Wherever the word "text" occurs in the listing below, copy that whole line.

▸ Supplied material:
────────────────

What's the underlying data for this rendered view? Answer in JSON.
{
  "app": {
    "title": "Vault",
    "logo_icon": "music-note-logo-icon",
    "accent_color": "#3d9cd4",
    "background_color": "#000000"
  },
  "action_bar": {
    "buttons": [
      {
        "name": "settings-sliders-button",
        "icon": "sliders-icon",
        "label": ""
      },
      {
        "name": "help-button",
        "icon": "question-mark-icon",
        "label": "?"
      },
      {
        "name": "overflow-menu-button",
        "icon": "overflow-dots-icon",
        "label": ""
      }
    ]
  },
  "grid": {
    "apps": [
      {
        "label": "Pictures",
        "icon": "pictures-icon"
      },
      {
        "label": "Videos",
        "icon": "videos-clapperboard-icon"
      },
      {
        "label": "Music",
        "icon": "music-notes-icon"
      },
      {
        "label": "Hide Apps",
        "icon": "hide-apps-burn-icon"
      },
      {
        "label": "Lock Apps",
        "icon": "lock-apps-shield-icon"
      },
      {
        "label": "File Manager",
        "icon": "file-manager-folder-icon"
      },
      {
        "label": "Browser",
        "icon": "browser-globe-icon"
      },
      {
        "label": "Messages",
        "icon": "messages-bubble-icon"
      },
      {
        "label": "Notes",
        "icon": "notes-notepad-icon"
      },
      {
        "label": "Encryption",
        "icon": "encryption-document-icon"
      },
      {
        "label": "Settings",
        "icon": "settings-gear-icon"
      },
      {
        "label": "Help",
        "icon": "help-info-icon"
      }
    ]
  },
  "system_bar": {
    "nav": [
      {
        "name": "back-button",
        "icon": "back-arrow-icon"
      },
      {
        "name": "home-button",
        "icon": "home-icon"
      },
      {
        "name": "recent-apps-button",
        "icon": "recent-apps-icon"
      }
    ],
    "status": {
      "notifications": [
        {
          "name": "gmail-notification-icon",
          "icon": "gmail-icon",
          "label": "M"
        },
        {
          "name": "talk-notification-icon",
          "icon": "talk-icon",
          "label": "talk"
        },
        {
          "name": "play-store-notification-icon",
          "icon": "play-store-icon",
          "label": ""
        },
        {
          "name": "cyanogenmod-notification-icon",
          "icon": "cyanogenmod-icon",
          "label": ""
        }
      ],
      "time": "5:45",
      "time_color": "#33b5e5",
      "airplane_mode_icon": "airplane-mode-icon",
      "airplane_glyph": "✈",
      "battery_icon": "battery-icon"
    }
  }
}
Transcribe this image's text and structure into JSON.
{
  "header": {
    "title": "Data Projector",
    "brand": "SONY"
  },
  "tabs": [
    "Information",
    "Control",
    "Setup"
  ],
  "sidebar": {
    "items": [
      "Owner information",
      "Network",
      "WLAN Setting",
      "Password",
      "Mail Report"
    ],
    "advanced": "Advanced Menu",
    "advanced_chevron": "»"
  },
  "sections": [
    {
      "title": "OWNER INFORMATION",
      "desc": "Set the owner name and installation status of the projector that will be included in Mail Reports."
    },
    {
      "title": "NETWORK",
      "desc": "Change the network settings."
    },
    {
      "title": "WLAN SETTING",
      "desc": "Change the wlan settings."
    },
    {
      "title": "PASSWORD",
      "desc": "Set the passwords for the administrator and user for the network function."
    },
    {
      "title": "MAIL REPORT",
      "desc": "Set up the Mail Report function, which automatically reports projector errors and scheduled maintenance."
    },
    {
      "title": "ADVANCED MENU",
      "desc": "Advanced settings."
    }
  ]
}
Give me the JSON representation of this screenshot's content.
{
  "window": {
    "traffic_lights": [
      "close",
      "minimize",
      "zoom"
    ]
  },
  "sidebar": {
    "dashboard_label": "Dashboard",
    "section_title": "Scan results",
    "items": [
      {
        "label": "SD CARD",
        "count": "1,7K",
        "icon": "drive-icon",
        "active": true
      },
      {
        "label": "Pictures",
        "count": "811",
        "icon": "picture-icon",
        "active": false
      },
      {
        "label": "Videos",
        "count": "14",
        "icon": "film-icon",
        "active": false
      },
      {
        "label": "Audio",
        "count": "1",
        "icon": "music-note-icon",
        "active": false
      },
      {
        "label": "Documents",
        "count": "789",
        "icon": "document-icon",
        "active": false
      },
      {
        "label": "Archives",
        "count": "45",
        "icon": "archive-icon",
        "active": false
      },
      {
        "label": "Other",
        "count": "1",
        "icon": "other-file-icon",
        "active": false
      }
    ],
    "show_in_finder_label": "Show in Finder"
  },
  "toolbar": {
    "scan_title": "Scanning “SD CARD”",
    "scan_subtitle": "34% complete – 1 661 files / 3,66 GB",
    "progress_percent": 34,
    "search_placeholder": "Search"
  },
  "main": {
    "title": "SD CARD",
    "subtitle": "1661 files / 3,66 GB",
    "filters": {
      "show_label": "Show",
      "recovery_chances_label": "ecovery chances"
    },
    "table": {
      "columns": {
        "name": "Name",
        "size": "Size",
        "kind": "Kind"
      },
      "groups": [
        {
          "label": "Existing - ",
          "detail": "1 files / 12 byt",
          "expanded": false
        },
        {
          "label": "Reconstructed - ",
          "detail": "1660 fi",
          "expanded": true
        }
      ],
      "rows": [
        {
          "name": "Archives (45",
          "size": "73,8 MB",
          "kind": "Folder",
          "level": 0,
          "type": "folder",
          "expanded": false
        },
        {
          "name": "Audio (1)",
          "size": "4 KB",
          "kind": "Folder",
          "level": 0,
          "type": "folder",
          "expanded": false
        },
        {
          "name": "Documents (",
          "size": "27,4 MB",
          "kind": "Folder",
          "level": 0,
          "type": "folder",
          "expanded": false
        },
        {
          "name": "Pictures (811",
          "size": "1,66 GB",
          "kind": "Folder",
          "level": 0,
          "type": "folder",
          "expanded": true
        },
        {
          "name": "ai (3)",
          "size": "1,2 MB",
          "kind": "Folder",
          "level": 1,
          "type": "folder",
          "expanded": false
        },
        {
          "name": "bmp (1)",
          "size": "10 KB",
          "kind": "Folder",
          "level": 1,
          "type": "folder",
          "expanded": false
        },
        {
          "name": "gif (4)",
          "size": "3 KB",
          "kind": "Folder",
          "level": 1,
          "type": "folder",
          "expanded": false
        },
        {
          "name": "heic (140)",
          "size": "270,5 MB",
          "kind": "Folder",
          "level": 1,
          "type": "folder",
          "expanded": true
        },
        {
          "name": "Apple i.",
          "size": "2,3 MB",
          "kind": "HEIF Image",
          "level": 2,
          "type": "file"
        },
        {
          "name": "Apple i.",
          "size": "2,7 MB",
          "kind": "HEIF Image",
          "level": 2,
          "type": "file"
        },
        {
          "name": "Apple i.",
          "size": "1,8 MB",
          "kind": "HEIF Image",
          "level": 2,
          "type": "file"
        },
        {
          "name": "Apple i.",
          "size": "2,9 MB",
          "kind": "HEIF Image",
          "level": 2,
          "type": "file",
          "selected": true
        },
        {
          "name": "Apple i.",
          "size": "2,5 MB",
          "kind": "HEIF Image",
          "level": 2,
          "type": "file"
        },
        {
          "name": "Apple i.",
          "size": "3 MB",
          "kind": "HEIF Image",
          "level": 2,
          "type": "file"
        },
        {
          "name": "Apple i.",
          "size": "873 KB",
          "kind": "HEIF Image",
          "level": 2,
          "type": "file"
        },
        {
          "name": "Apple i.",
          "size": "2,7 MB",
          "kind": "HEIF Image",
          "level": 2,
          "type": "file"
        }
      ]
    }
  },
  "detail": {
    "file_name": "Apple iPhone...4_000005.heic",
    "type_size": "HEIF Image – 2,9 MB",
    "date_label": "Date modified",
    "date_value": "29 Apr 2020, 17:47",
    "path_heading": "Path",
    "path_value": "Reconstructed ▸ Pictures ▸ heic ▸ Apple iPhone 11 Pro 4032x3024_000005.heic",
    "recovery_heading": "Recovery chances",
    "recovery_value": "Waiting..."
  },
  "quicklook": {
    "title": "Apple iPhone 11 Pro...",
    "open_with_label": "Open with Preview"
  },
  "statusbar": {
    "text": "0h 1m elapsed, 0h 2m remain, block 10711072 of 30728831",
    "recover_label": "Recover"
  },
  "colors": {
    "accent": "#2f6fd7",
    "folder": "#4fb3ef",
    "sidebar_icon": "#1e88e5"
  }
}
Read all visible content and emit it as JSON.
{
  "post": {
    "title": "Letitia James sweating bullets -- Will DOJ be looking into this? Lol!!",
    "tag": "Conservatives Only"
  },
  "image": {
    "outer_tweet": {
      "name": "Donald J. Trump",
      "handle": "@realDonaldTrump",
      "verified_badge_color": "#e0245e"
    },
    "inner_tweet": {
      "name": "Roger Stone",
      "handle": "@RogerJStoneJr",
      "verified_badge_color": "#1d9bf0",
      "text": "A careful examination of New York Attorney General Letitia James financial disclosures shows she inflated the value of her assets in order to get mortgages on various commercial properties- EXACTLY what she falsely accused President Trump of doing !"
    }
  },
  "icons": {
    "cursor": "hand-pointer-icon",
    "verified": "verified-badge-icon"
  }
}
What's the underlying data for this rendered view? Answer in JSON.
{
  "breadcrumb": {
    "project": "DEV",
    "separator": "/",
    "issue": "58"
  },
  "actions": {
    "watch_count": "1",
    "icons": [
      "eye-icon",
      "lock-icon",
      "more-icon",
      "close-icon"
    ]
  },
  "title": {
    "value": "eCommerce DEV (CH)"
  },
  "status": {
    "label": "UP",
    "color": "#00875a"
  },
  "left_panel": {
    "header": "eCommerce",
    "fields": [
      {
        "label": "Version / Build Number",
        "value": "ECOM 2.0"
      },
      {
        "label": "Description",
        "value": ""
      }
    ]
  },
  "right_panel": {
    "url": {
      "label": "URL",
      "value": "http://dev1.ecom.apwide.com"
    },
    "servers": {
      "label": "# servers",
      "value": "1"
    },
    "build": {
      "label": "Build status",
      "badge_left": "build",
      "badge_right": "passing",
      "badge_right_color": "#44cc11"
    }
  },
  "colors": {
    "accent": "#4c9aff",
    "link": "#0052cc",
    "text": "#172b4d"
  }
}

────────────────

▸ Worked solution:
Transcribe this image's text and structure into JSON.
    "text": "0h 1m elapsed, 0h 2m remain, block 10711072 of 30728831",
      "text": "A careful examination of New York Attorney General Letitia James financial disclosures shows she inflated the value of her assets in order to get mortgages on various commercial properties- EXACTLY what she falsely accused President Trump of doing !"
    "text": "#172b4d"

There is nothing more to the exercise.